ACTIVITY:
Determine how many lines in the records hold "icon", then give that number by itself.
*** Opening of MATERIAL TO PROCESS ***
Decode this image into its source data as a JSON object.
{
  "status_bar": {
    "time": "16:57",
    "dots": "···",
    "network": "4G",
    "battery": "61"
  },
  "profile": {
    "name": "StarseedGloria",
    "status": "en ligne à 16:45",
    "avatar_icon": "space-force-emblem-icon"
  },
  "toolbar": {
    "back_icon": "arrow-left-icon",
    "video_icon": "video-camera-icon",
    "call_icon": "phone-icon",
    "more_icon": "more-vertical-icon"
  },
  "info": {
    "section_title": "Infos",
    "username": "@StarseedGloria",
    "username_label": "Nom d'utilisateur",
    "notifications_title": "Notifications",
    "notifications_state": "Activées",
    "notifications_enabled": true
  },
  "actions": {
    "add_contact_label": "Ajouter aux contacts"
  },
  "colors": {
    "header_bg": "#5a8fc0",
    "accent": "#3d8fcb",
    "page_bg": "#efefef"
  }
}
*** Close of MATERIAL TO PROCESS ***
ANSWER BOX:
5